- [Task to carry out] Your answer should be one number: the count of lines in the records that include the word "from".

[Saved entries]
########################################
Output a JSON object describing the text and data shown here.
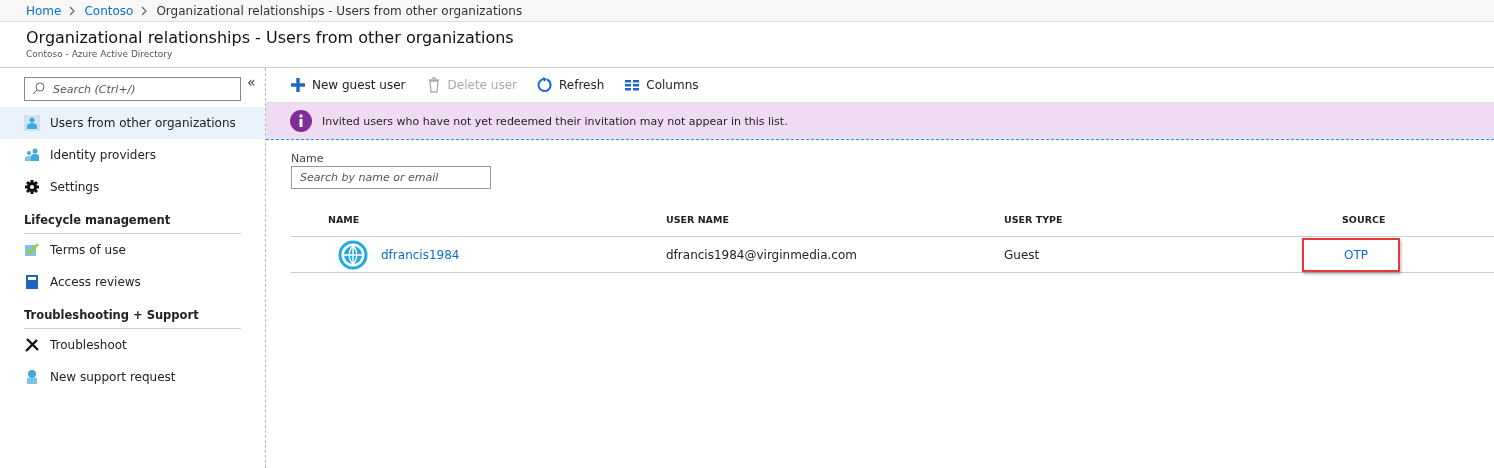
{
  "breadcrumb": [
    {
      "label": "Home",
      "link": true
    },
    {
      "label": "Contoso",
      "link": true
    },
    {
      "label": "Organizational relationships - Users from other organizations",
      "link": false
    }
  ],
  "header": {
    "title": "Organizational relationships - Users from other organizations",
    "subtitle": "Contoso - Azure Active Directory"
  },
  "sidebar": {
    "collapse": "«",
    "search": {
      "placeholder": "Search (Ctrl+/)"
    },
    "sections": [
      {
        "items": [
          {
            "label": "Users from other organizations",
            "selected": true
          },
          {
            "label": "Identity providers",
            "selected": false
          },
          {
            "label": "Settings",
            "selected": false
          }
        ]
      },
      {
        "heading": "Lifecycle management",
        "items": [
          {
            "label": "Terms of use",
            "selected": false
          },
          {
            "label": "Access reviews",
            "selected": false
          }
        ]
      },
      {
        "heading": "Troubleshooting + Support",
        "items": [
          {
            "label": "Troubleshoot",
            "selected": false
          },
          {
            "label": "New support request",
            "selected": false
          }
        ]
      }
    ]
  },
  "toolbar": [
    {
      "label": "New guest user",
      "disabled": false
    },
    {
      "label": "Delete user",
      "disabled": true
    },
    {
      "label": "Refresh",
      "disabled": false
    },
    {
      "label": "Columns",
      "disabled": false
    }
  ],
  "banner": {
    "text": "Invited users who have not yet redeemed their invitation may not appear in this list."
  },
  "filter": {
    "label": "Name",
    "placeholder": "Search by name or email"
  },
  "table": {
    "columns": [
      "NAME",
      "USER NAME",
      "USER TYPE",
      "SOURCE"
    ],
    "rows": [
      {
        "name": "dfrancis1984",
        "user_name": "dfrancis1984@virginmedia.com",
        "user_type": "Guest",
        "source": "OTP",
        "source_highlighted": true
      }
    ]
  }
}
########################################
- [Task response] 3